We’ve seen what happens when disasters like hurricanes and snowstorms threaten daily life and business operations. However, the business interruptions caused by the aggressive need for social distancing are lasting longer on a global rather than regional scale. On-premise hospitality and alcohol retailers will soon face the emerging, germophobic public and the difficulties in implementing new heightened sanitation producers, employee health-screening and sick-leave policies and potential wide-spread capacity restrictions. These obstacles present ongoing sales difficulties for the alcohol industry that should be addressed collaboratively to develop new industry standards in product packaging and service protocols.
Overall, the alcohol industry would benefit from integrated industry collaboration between suppliers and retailers to address these current operational concerns and work toward the re-fashioning of traditional alcohol retail sales regulations that may not work in the post-coronavirus world. Food and alcohol take-out and delivery options have helped the industry survive, modernize and maintain some level of active sales through the crisis. The integration of these services for restaurants that were not capable of digital online orders or take-out service pre-pandemic was quick but not without extreme herculean effort in developing and implementing new technology, internal service and food preparation protocols and alcohol delivery operations. Common sense dictates that some level of these services will continue to be in high demand until the public at large sheds the coronavirus fears and the medical community is able to develop and launch vaccines and effective treatments for COVID-19. Food and alcohol suppliers will need to work with their retail clients to develop new packaging standards that allow for easier take-out/delivery options, new marketing and promotional programs to help instill confidence in the post-coronavirus consumer and consolidated legislative lobbying efforts to modernize restrictive trade practice and other operational laws that will need to adjust to allow for new credit and purchasing incentives options as well as permanently allow for continued integration of social distancing take-out/delivery options.

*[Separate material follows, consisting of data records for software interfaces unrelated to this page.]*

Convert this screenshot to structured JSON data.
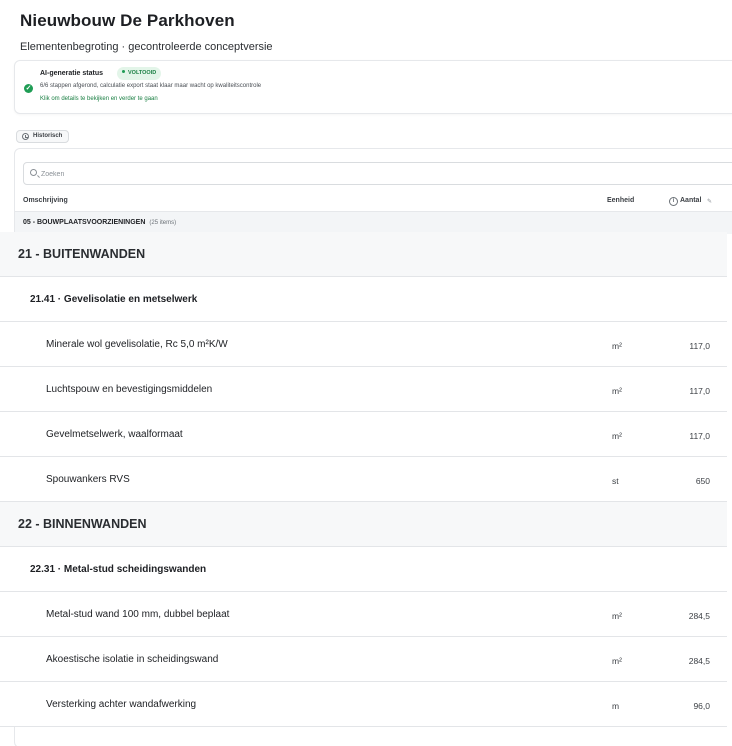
{
  "page": {
    "title": "Nieuwbouw De Parkhoven",
    "subtitle": "Elementenbegroting · gecontroleerde conceptversie"
  },
  "status": {
    "title": "AI-generatie status",
    "badge": "VOLTOOID",
    "detail": "6/6 stappen afgerond, calculatie export staat klaar maar wacht op kwaliteitscontrole",
    "link": "Klik om details te bekijken en verder te gaan",
    "accent_color": "#1f9d55"
  },
  "history_button": {
    "label": "Historisch",
    "icon": "clock-icon"
  },
  "search": {
    "placeholder": "Zoeken",
    "value": "",
    "icon": "search-icon"
  },
  "columns": {
    "omschrijving": "Omschrijving",
    "eenheid": "Eenheid",
    "aantal": "Aantal"
  },
  "group": {
    "label": "05 - BOUWPLAATSVOORZIENINGEN",
    "count": "(25 items)"
  },
  "rows": [
    {
      "type": "section",
      "label": "21 - BUITENWANDEN",
      "unit": "",
      "qty": ""
    },
    {
      "type": "subsection",
      "label": "21.41 · Gevelisolatie en metselwerk",
      "unit": "",
      "qty": ""
    },
    {
      "type": "item",
      "label": "Minerale wol gevelisolatie, Rc 5,0 m²K/W",
      "unit": "m²",
      "qty": "117,0"
    },
    {
      "type": "item",
      "label": "Luchtspouw en bevestigingsmiddelen",
      "unit": "m²",
      "qty": "117,0"
    },
    {
      "type": "item",
      "label": "Gevelmetselwerk, waalformaat",
      "unit": "m²",
      "qty": "117,0"
    },
    {
      "type": "item",
      "label": "Spouwankers RVS",
      "unit": "st",
      "qty": "650"
    },
    {
      "type": "section",
      "label": "22 - BINNENWANDEN",
      "unit": "",
      "qty": ""
    },
    {
      "type": "subsection",
      "label": "22.31 · Metal-stud scheidingswanden",
      "unit": "",
      "qty": ""
    },
    {
      "type": "item",
      "label": "Metal-stud wand 100 mm, dubbel beplaat",
      "unit": "m²",
      "qty": "284,5"
    },
    {
      "type": "item",
      "label": "Akoestische isolatie in scheidingswand",
      "unit": "m²",
      "qty": "284,5"
    },
    {
      "type": "item",
      "label": "Versterking achter wandafwerking",
      "unit": "m",
      "qty": "96,0"
    }
  ]
}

The nationwide impact of on-premise hospitality business closures is deep and far-reaching. Nonetheless, the critical need to adjust to social distancing is keeping the on-premise hospitality industry alive although far from thriving. The industry’s innovative energy will need to continue through phased re-opening plans to promote continued legislative flexibility and modernization of outdated alcohol regulatory laws. Our initial short-term emergency plans and operational adjustments may just set the foundation for long-term alcohol service modernization and thriving on-premise operations.
Marbet Lewis is founder of Spiritus Law in Miami, Fla.